One of the most fascinating manuports was the remarkable fossil of a Karoo reptile, which was reportedly found being used as a pot lid in a Griqua hut around 1830. This specimen went on to become very important in the elaboration of the study of continental drift.
It’s been nearly 50 years since geologist and author Dorothy Vitaliano coined the term “geomythology”. This refers to the study of oral traditions from around the world that explain geological and other natural phenomena through metaphor and myth. Geomythology also involves investigating how pre-scientific cultures interpreted the geological and fossil phenomena they encountered in the world around them.
There are many benefits to this work. One is that it confirms how much knowledge and insight existed in pre-scientific cultures. Another is that a knowledge of local geomythology can help palaeontologists to identify and study important fossil sites.
There’s a lot of information about geomythology from places like North America, Europe and China. But very little is known about this field on the African continent, and particularly in southern Africa. We found this surprising: the region is home to the “Cradle of Humankind”, a world heritage site. It’s of critical importance in the origin of modern humans and has a tremendous fossil record, which includes numerous vertebrate trackways – the footprints that ancient species left as they moved around the landscape.
This evidence, coupled with the remarkable tracking ability of groups like the San, suggests that early southern African cultures might have been aware of this evidence in stone and what it represented: remarkable creatures that no longer existed.
We set out to better understand southern Africa’s geomythology. This was done using our combined knowledge, as well as literature searches. Our study features 21 sites across southern Africa – and also lists sites elsewhere in Africa, like Uganda, Tanzania, Cameroon and Algeria – that show evidence of geomythology among pre-scientific societies.
Our hope is that this work will form a foundation for further studies, and that in time a diverse non-western, indigenous palaeontological and geomythological heritage will become evident in southern Africa. The resulting knowledge may shed new light on how our ancestors thought and behaved.
Two main categories of geomythology emerged in our study. The first were manuports. These are unmodified objects like fossils or quartz crystals that are found in places where they couldn’t possibly have occurred naturally. Manuports would have made people curious enough to pick them up, carry them and store them.
We found examples of these in several places in South Africa and Lesotho. One of the most fascinating manuports was the remarkable fossil of a Karoo reptile, which was reportedly found being used as a pot lid in a Griqua hut around 1830. This specimen went on to become very important in the elaboration of the study of continental drift.
Quartz – and its relationship to beliefs on spiritual sight – figured prominently in our findings. One notable example was a large quartz crystal manuport from the southern Cape: it was found wedged into the eye socket of an infant in a burial site in a cave shelter.
Arguably the most famous and certainly the oldest known manuport in the world is the “Makapansgat cobble”. It resembles a human face, and has been dated to 2.95 million years.

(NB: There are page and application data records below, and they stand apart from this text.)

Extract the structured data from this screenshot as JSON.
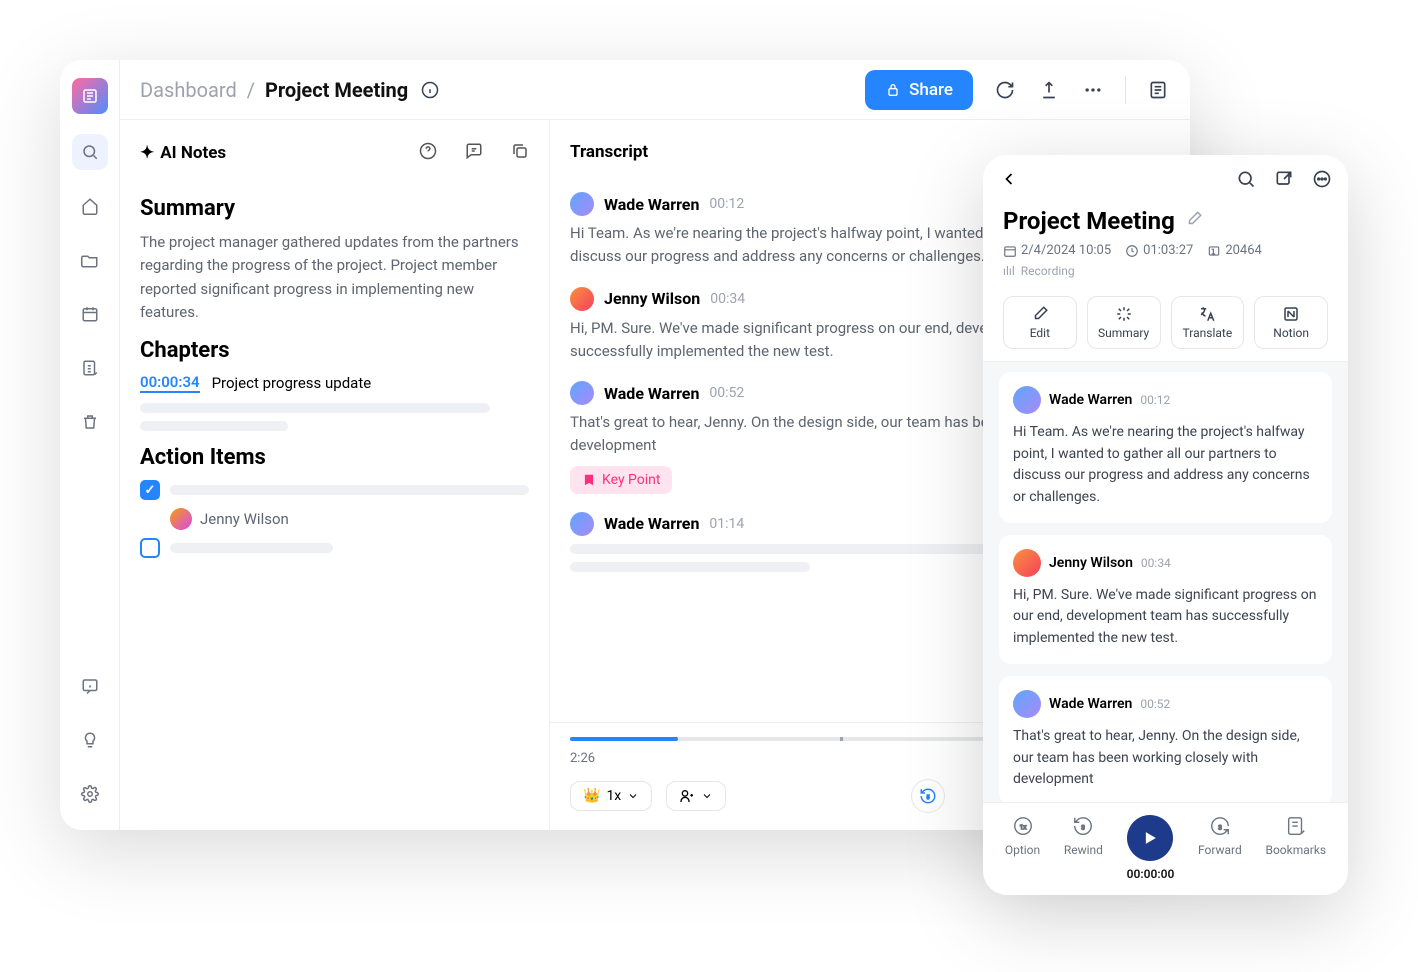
{
  "breadcrumb": {
    "dashboard": "Dashboard",
    "sep": "/",
    "current": "Project Meeting"
  },
  "topbar": {
    "share": "Share"
  },
  "notes": {
    "header": "AI Notes",
    "summary_h": "Summary",
    "summary_p": "The project manager gathered updates from the partners regarding the progress of the project. Project member reported significant progress in implementing new features.",
    "chapters_h": "Chapters",
    "chapter_time": "00:00:34",
    "chapter_title": "Project progress update",
    "action_h": "Action Items",
    "assignee": "Jenny Wilson"
  },
  "transcript": {
    "header": "Transcript",
    "entries": [
      {
        "name": "Wade Warren",
        "time": "00:12",
        "text": "Hi Team. As we're nearing the project's halfway point, I wanted to gather all our partners to discuss our progress and address any concerns or challenges."
      },
      {
        "name": "Jenny Wilson",
        "time": "00:34",
        "text": "Hi, PM. Sure. We've made significant progress on our end, development team has successfully implemented the new test."
      },
      {
        "name": "Wade Warren",
        "time": "00:52",
        "text": "That's great to hear, Jenny. On the design side, our team has been working closely with development",
        "keypoint": "Key Point"
      },
      {
        "name": "Wade Warren",
        "time": "01:14",
        "text": ""
      }
    ],
    "player": {
      "time": "2:26",
      "speed": "1x"
    }
  },
  "mobile": {
    "title": "Project Meeting",
    "date": "2/4/2024 10:05",
    "duration": "01:03:27",
    "words": "20464",
    "status": "Recording",
    "actions": {
      "edit": "Edit",
      "summary": "Summary",
      "translate": "Translate",
      "notion": "Notion"
    },
    "cards": [
      {
        "name": "Wade Warren",
        "time": "00:12",
        "text": "Hi Team. As we're nearing the project's halfway point, I wanted to gather all our partners to discuss our progress and address any concerns or challenges."
      },
      {
        "name": "Jenny Wilson",
        "time": "00:34",
        "text": "Hi, PM. Sure. We've made significant progress on our end, development team has successfully implemented the new test."
      },
      {
        "name": "Wade Warren",
        "time": "00:52",
        "text": "That's great to hear, Jenny. On the design side, our team has been working closely with development"
      }
    ],
    "player": {
      "option": "Option",
      "rewind": "Rewind",
      "time": "00:00:00",
      "forward": "Forward",
      "bookmarks": "Bookmarks"
    }
  }
}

The inference is that someone appreciated the facial likeness – and maybe the red colour – and picked it up in the earliest known example of symbolic thinking.
The second major category involved spatial associations between rock art and dinosaur skeletons and trackways, particularly in South Africa’s eastern Free State and Lesotho.
The most compelling example was at Mokhali Cave. This is a rock art site containing an image of a dinosaur footprint beside bird-like images, close to dinosaur trackways and dinosaur bones.
Buttressing such evidence were ethnographic studies which document myths of prehistoric monsters that may have made the tracks. These examples were complemented by a petroglyph resembling a dinosaur track in the northern Cape and rock art in the Cederberg with images that resemble mammal-like reptiles from the Permian period. These images were perhaps inferred from people’s awareness of trackways and fossils, and what these represented.
These sites, and others we studied, share some commonalities with sites on other continents. But they have a uniquely African flavour, such as the San in the Kalahari Desert carrying fulgurites (rocks created by the fusion of sand during lightning strikes) to use in ceremonies to ward off lightning or to summon rain.
And, as we suggest in our study, geomythology – and those curious collectors from so long ago – can be a powerful way to inspire more people on the continent to become interested in Africa’s palaeoscience.